To output the Inode Number for your directory’s files, you can prompt ls — — inode. The result will be a list of the files contained in that directory with the corresponding Inode Number for each file.
A soft link acts as a link that points to the original file. It works like a shortcut that leads to the file and is not an actual file itself. A soft link has a different Inode number that the original file, and they are often used as faster access to files located in another file system. This could be done because the path to that file is a complicated one for example, or there are disk space issues in one file system so as to bring the original file to it.
They act as windows to the file in order to access the content, but don’t actually contain it. It is a path to the original file.
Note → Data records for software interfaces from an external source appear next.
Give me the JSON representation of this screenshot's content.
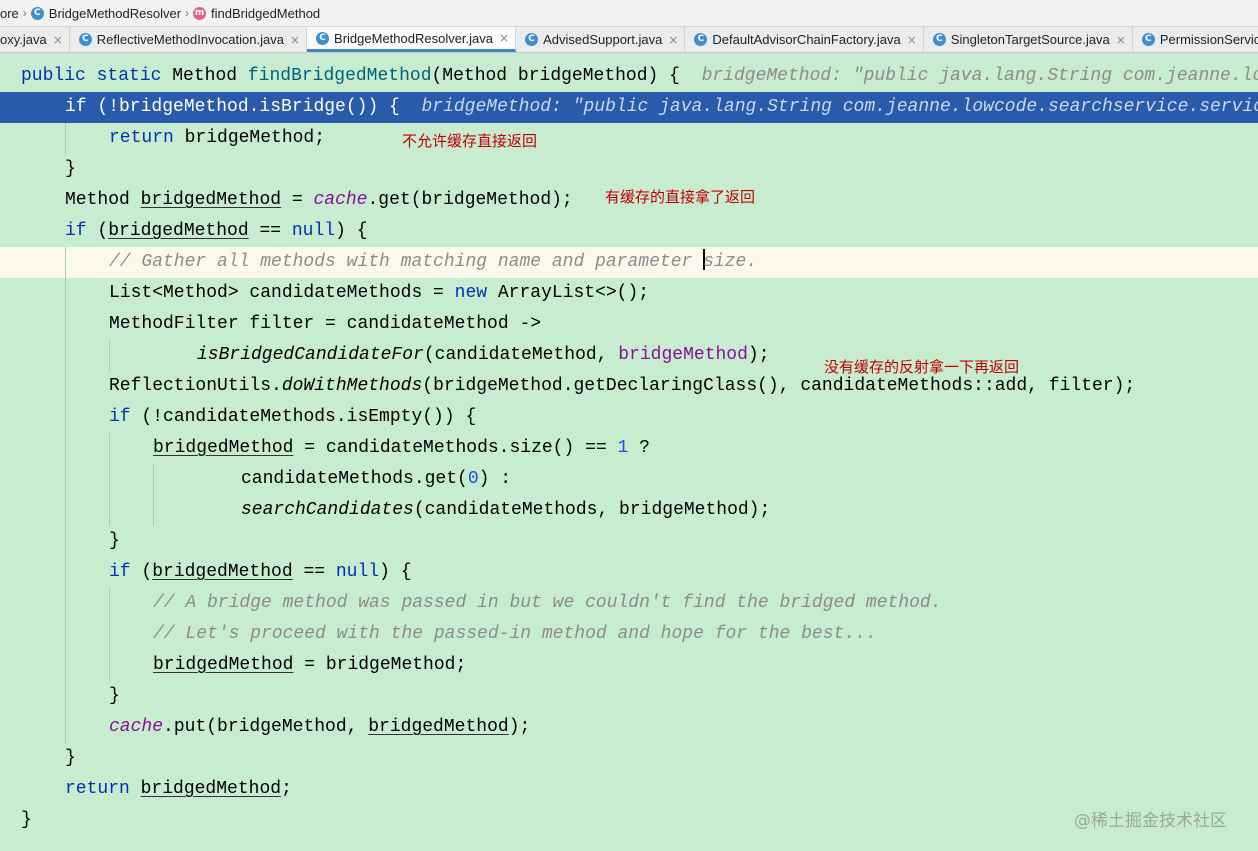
{
  "breadcrumb": [
    {
      "label": "ore",
      "icon": ""
    },
    {
      "label": "BridgeMethodResolver",
      "icon": "class-icon"
    },
    {
      "label": "findBridgedMethod",
      "icon": "method-icon"
    }
  ],
  "tabs": [
    {
      "label": "oxy.java",
      "active": false
    },
    {
      "label": "ReflectiveMethodInvocation.java",
      "active": false
    },
    {
      "label": "BridgeMethodResolver.java",
      "active": true
    },
    {
      "label": "AdvisedSupport.java",
      "active": false
    },
    {
      "label": "DefaultAdvisorChainFactory.java",
      "active": false
    },
    {
      "label": "SingletonTargetSource.java",
      "active": false
    },
    {
      "label": "PermissionService",
      "active": false
    }
  ],
  "icons": {
    "class": "C",
    "method": "m",
    "close": "×"
  },
  "code": {
    "l1": {
      "t1": "public",
      "t2": " ",
      "t3": "static",
      "t4": " Method ",
      "t5": "findBridgedMethod",
      "t6": "(Method bridgeMethod) {",
      "hint": "bridgeMethod: \"public java.lang.String com.jeanne.lowcode.searchservice"
    },
    "l2": {
      "t1": "if (!bridgeMethod.isBridge()) {",
      "hint": "bridgeMethod: \"public java.lang.String com.jeanne.lowcode.searchservice.service"
    },
    "l3": {
      "t1": "return",
      "t2": " bridgeMethod;"
    },
    "l4": {
      "t1": "}"
    },
    "l5": {
      "t1": "Method ",
      "t2": "bridgedMethod",
      "t3": " = ",
      "t4": "cache",
      "t5": ".get(bridgeMethod);"
    },
    "l6": {
      "t1": "if",
      "t2": " (",
      "t3": "bridgedMethod",
      "t4": " == ",
      "t5": "null",
      "t6": ") {"
    },
    "l7": {
      "t1": "// Gather all methods with matching name and parameter ",
      "t2": "size."
    },
    "l8": {
      "t1": "List<Method> candidateMethods = ",
      "t2": "new",
      "t3": " ArrayList<>();"
    },
    "l9": {
      "t1": "MethodFilter filter = candidateMethod ->"
    },
    "l10": {
      "t1": "isBridgedCandidateFor",
      "t2": "(candidateMethod, ",
      "t3": "bridgeMethod",
      "t4": ");"
    },
    "l11": {
      "t1": "ReflectionUtils.",
      "t2": "doWithMethods",
      "t3": "(bridgeMethod.getDeclaringClass(), candidateMethods::add, filter);"
    },
    "l12": {
      "t1": "if",
      "t2": " (!candidateMethods.isEmpty()) {"
    },
    "l13": {
      "t1": "bridgedMethod",
      "t2": " = candidateMethods.size() == ",
      "t3": "1",
      "t4": " ?"
    },
    "l14": {
      "t1": "candidateMethods.get(",
      "t2": "0",
      "t3": ") :"
    },
    "l15": {
      "t1": "searchCandidates",
      "t2": "(candidateMethods, bridgeMethod);"
    },
    "l16": {
      "t1": "}"
    },
    "l17": {
      "t1": "if",
      "t2": " (",
      "t3": "bridgedMethod",
      "t4": " == ",
      "t5": "null",
      "t6": ") {"
    },
    "l18": {
      "t1": "// A bridge method was passed in but we couldn't find the bridged method."
    },
    "l19": {
      "t1": "// Let's proceed with the passed-in method and hope for the best..."
    },
    "l20": {
      "t1": "bridgedMethod",
      "t2": " = bridgeMethod;"
    },
    "l21": {
      "t1": "}"
    },
    "l22": {
      "t1": "cache",
      "t2": ".put(bridgeMethod, ",
      "t3": "bridgedMethod",
      "t4": ");"
    },
    "l23": {
      "t1": "}"
    },
    "l24": {
      "t1": "return",
      "t2": " ",
      "t3": "bridgedMethod",
      "t4": ";"
    },
    "l25": {
      "t1": "}"
    }
  },
  "annotations": {
    "no_cache": "不允许缓存直接返回",
    "cached": "有缓存的直接拿了返回",
    "reflect": "没有缓存的反射拿一下再返回"
  },
  "watermark": "@稀土掘金技术社区"
}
This means that if the original file is deleted, then the soft link becomes useless because it has nothing to link to. When content is accessed through a soft link and edited, it is edited on the original file and the soft link is just the access to it.
On the other hand, a hard link is a mirror image of the original file in a separate file but shares the same Inode number. This means that if content is edited in one of the files, it will mirror the changes on the other file because they are essentially the same file, with two instances of the same file in the file system.
Nevertheless, a hard link does not occupy double the disk space like copying or duplicating a file does. Also, hard linking differs from copying a file in that content is synced through the link. In a copied file, the content is independent between files, even though it starts as the same, it can be changed and remain different one from the other.
Unlike the soft links, the hard link or the original file can be deleted in a hard link relation between files, without affecting the other file. If the original file is deleted, the content can still be accessed through the hard link.
Another difference with soft links is that hard links cannot cross the file system boundaries and will only work within the same file system. Also, hard links cannot link directories whereas soft links can.
Creating and deleting soft and hard links
Soft links and hard links are created through a command prompt.
ln filename link-name will create a hard link of that file, while ln -s filename link-name will create a soft link for the file.
Soft links and hard links can be removed using the unlink command or simply removing them as you would any other file with the rm command.
Proof of hard links and soft links through inodes:
To display the inodes for the files, you can use de -i argument of the ls command.
As stated before, soft llinks will have different Inodes than the original files while hard links will share the same Inode with the original files.
The ls -il command will also show that besides having different Inodes, soft links also have an “l” before the permissions, and these are different from the original file too, while in hard links they remain the same.
Soft links and hard links are useful relations between files that will make it easier for the users to access files and run programs in the file system. It is important to know the key differences between one and the other in order to use them properly and understand the potential they have for disk space and file manipulation.